Across the country, Latino turnout in 2014 was five to 20 points lower than average turnout, according to Latino Decisions, which studies Latino political participation.

Of all the Coloradans who went to the polls last November to vote in hotly contested races for Senate and governor, just 8.5 percent were Latinos, the group said. Had they voted with average rates of voter participation, some 52,000 more Latino votes would have been cast.

But doesn't this?  The data points that were brought as successful were Gardner and Coffman and only 8.5% of the votes were Latinos in a state where 21% is Latino.  Doesn't this prove a point that voter mobilization is more important than appealing to a minority group or pretending that Republican policies are accepted by the Latino community?  If 52,000 more votes were cast, could we be looking at a different election?  Udall lost by a total of 39,000 votes.  With over 24,000 voters choosing Raul Acosta as their choice instead of Udall or Gardner.  But whatever. 

But Ignacio Leon, one of the owners of the restaurant where Mr. Coffman appeared this month, said he was unmoved by the politicians. He said that he cast his first ballot ever, for Mr. Obama, in 2008, but that he had been disgusted by the wobbly economy and inaction on immigration. Next year, he said, neither party would get his vote.

“I’m disappointed,” he said. “It doesn’t matter if it’s Republican or Democrat.

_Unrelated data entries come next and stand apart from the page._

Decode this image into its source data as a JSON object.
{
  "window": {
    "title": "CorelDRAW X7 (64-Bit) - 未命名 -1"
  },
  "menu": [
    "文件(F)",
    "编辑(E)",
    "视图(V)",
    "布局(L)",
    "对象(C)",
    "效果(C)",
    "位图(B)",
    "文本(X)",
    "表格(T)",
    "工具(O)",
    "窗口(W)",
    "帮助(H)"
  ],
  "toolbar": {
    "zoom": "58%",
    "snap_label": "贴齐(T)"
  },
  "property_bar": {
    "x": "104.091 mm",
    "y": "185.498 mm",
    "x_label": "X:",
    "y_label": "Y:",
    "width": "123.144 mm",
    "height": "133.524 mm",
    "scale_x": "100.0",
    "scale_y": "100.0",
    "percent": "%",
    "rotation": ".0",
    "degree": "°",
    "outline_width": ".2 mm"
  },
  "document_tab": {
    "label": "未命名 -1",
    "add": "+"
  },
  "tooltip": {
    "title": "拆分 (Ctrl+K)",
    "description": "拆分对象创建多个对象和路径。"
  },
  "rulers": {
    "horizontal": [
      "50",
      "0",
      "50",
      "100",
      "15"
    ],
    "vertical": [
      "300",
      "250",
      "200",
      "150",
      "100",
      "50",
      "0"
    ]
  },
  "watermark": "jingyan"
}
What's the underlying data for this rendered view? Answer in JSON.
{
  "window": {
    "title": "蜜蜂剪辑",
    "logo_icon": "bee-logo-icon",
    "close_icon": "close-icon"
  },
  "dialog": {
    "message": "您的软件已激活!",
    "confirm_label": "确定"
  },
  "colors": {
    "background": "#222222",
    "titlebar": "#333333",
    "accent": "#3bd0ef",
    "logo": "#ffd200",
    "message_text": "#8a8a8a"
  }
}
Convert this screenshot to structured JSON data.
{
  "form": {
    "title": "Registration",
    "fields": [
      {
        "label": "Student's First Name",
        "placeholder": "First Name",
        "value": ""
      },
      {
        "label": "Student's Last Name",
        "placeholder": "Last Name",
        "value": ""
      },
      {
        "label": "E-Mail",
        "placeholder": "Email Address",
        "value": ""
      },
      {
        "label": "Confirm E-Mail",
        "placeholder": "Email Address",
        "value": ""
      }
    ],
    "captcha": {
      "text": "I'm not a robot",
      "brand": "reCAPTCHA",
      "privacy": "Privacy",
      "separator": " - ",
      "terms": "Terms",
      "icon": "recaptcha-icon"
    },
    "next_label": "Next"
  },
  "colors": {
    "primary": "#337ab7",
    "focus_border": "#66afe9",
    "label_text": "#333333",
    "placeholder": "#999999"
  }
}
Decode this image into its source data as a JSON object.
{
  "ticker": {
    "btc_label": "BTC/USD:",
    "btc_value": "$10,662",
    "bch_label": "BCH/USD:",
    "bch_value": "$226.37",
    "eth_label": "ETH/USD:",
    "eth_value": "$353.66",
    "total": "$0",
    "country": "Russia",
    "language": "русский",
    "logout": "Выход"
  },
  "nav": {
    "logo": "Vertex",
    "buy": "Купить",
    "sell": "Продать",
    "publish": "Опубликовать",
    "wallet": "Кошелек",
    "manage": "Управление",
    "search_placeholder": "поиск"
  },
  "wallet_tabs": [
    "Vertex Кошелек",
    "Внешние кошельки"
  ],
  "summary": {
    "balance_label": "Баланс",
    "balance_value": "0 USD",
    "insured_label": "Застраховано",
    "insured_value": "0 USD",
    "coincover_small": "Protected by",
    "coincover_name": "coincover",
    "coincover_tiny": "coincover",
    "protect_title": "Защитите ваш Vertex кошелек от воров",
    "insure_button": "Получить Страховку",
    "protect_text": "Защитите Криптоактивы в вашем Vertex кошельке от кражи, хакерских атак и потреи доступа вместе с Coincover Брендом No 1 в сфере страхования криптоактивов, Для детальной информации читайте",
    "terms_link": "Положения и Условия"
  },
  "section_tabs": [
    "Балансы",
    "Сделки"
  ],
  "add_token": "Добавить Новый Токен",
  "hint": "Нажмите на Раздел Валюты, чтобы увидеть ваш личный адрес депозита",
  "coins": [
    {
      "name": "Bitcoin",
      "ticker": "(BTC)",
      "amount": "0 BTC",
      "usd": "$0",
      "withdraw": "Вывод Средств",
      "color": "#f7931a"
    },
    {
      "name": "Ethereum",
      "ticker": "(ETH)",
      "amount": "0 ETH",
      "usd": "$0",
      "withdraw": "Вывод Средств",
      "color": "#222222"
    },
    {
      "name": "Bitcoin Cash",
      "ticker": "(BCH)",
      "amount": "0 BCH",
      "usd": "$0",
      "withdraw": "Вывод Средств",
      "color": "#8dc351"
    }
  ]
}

I don’t want to vote. It doesn’t interest me now.”

And then we end with political nihilism.